In a recent article for The Education Gadfly, Michael J. Petrilli offers his take on how we should proceed with education reform, particularly as it concerns teachers. Excerpts from his article are below:
For all of its victories over the last couple of years, including Scott Walker’s on Tuesday night, the school reform movement finds itself in a pickle. To succeed in creating world-class schools and raising student achievement, it needs education’s front line workers—a.k.a. teachers—to feel motivated, empowered, and inspired. And yet, according to the recent MetLife survey and anecdotal reports, many teachers are down in the dumps.[...]
The message we reformers are sending isn’t all peace, love, and happiness, and that’s probably having an impact, and not for the better.
We think many teachers are dumb (look at those SAT scores!); greedy (look at those gold-plated healthcare and pension plans!); racist (look at those achievement gaps!); lazy (look at those summers off!); ill-prepared (look at those crappy ed schools!); uncaring (look at all that bullying!); unnecessary (look at what computers can do!); and incompetent (look at those low value-added scores!). Or at least that’s how many teachers hear it, I suspect. We love teachers—we just hate everything about them. [...]
So what’s the other option? How can we continue to make the case for reform without alienating teachers, without turning them into the enemy, the problem, the object of our disdain?
One way is to put teachers in charge of their own schools. That’s the argument Ted Kolderie and his colleagues at EducationEvolving have been making. If we want teachers to feel respected and motivated, we should treat them as true professionals. Let them call the shots. Set the budget. Hire new teachers. Deal with management concerns. In all likelihood, these teacher-leaders will come to some of the same conclusions as reformers. [...]
Another way is to champion reforms that teachers do support. For instance, make it easier for educators to discipline unruly students, or to use “ability grouping” in their classrooms instead of mandating the nearly-impossible strategy of “differentiating instruction.” In other words, remove the obstacles (often ideological in nature) that are getting in the way of teachers achieving success in their classrooms. [...]
Another possibility: find smart ways to give teachers a “voice” that doesn’t entail subjugating them to union bosses.[...]

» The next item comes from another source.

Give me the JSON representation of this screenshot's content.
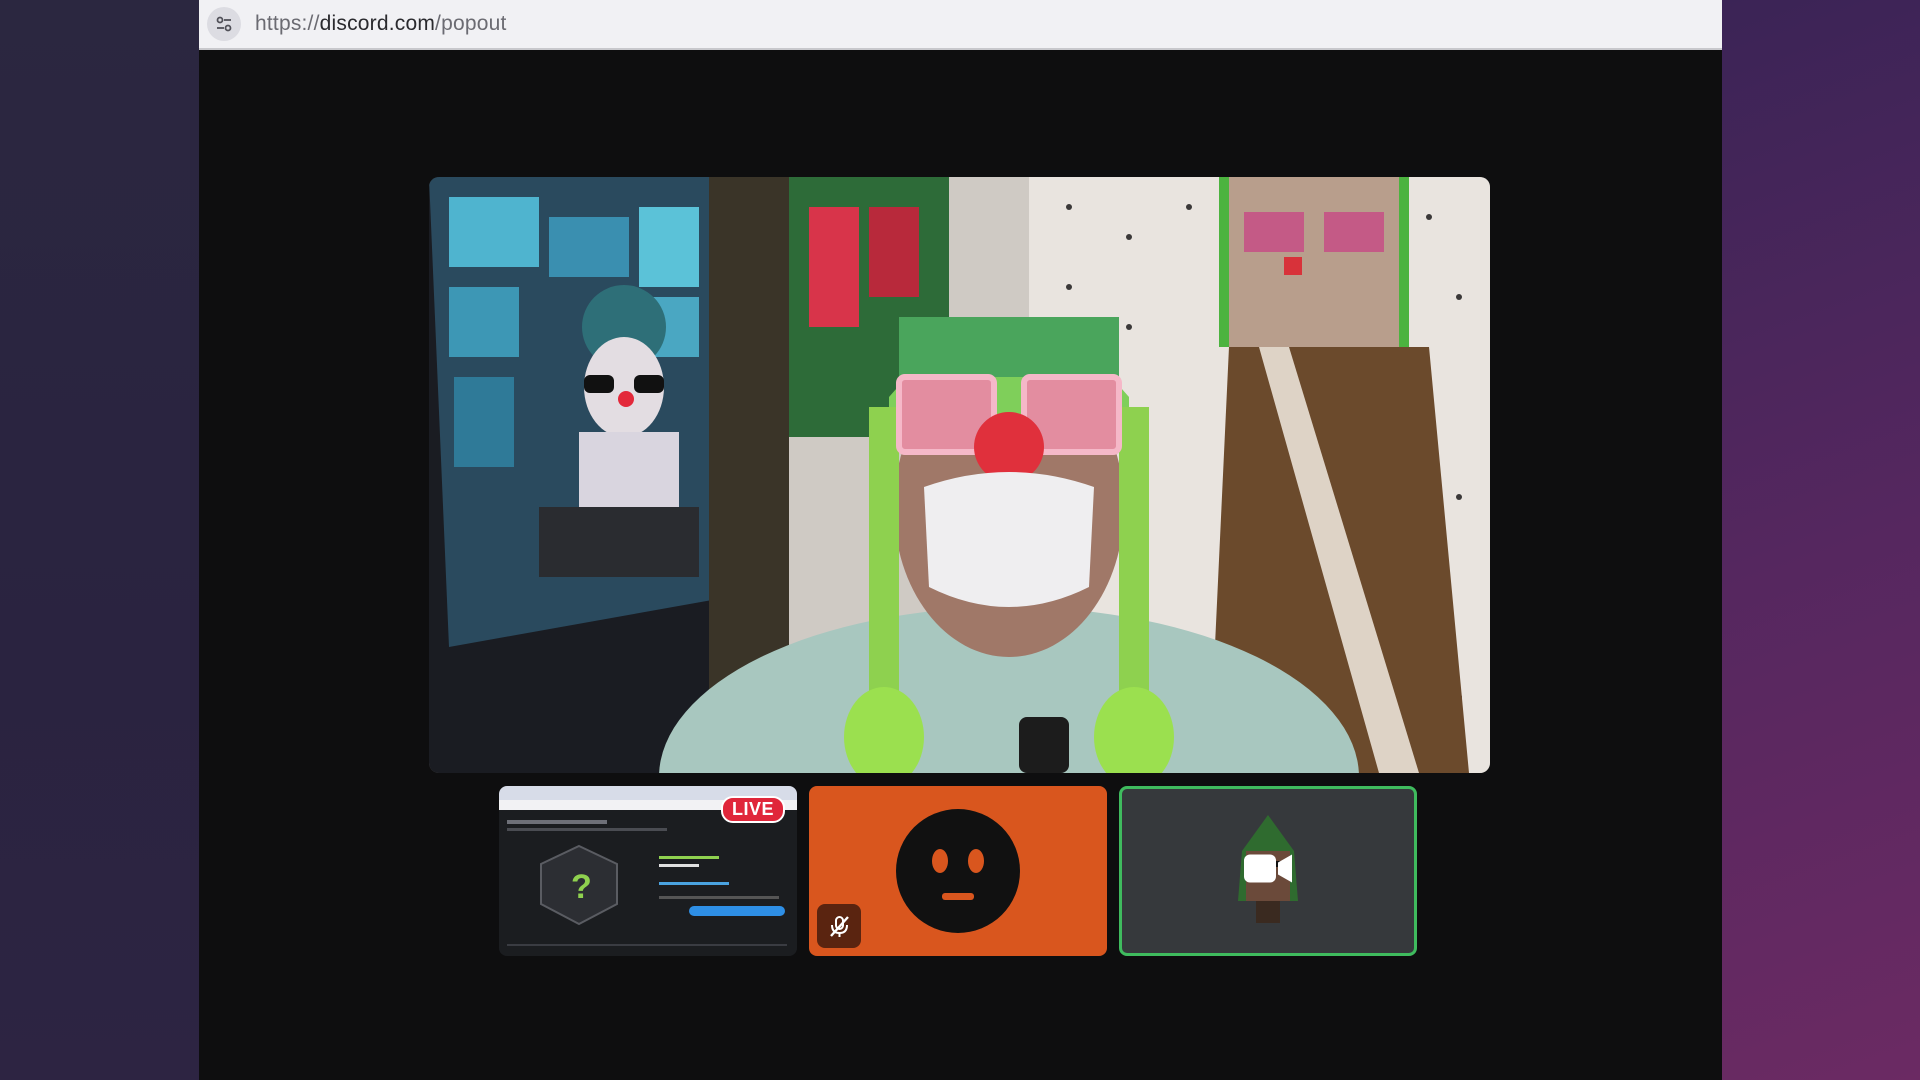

None of these are perfect solutions. As long as reformers are talking about curtailing teachers’ benefits, or making their jobs less secure, or evaluating their instructional practices, there is going to be some anger and resentment. And talk about those reforms we must. Let’s just try to make some effort to heed teachers’ concerns, and inspire them to excellence, too.
To read the full article, please visit http://www.edexcellence.net/commentary/education-gadfly-daily/flypaper/2012/how-to-push-for-reform-without-alienating-teachers.html